From my experience what is helpful, is to ask them “what do they want to do”, and to listen and encourage them to problem solve with our help. To develop a plan with two or three practical strategies that is easy for them to enforce so that they see success and growth in what they are doing. When any adult is working with child who has experienced trauma, it is critical to acknowledge that the change process will take time. It requires supportive adults who are prepared to journey with these kids. Adults who have the endurance to be patient, positive, energised and do not give up when there is a setback.

Any child who has had a traumatic experience cannot manage the change on their own, and it is unrealistic to expect them to bring about change without assistance. By providing adult support, wisdom and positivity is so valuable and when there are setbacks, focus on what they have achieved no matter how small. Then problem solve what more can we do together to get to the next step. Progress is never smooth or linear there will be moments when it’s two steps forward and one step or more backwards. The key is to reflect on on the backward steps and highlight what has been achieved, what has been learnt, and to use what was learnt for the next two steps forward.

The research evidence into mental health states that the brain is capable of repair and healing and that it is possible for the brain to develop new neuron pathways, and therefore create the opportunity to learn, adapt and change.

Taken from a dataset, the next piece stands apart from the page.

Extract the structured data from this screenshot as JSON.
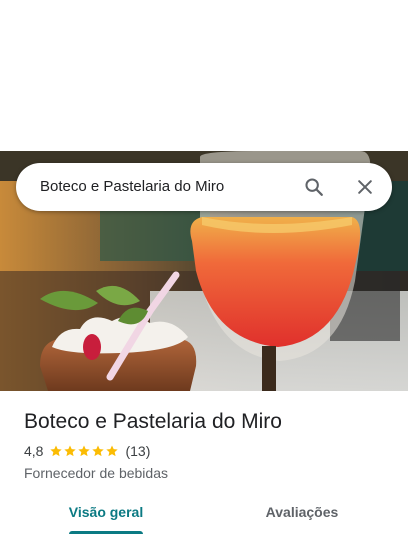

If a safe and secure environment surrounds the child and the adults who work with them believe in them, while the memories of events will remain, the pain will diminish.

I also found that the language, I used with these kids makes a huge difference in how they engage with you. There has to be dialogue and a tonality that is soft, calming, and non-threatening. Avoid emotive language, as well as blameful or judgemental statements because it alienates and further disconnects the child.

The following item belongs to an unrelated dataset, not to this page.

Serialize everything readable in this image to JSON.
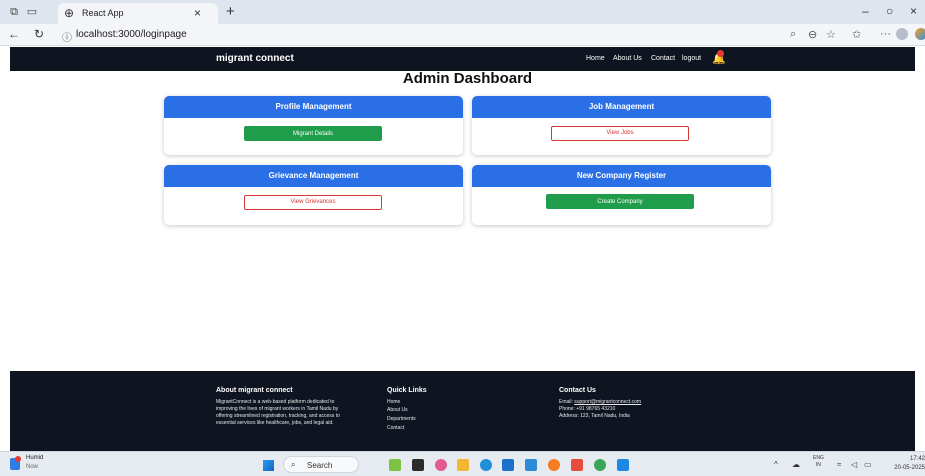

To force a child into compliance and work with what the adult’s plan can be a lost cause. This does not work well at, all plans with these children must involve them, and it needs to be kept simple, practical, and realistic. They must be able to achieve some level of success from the plan and what adds the icing to this, is acknowledgment they receive from the adults.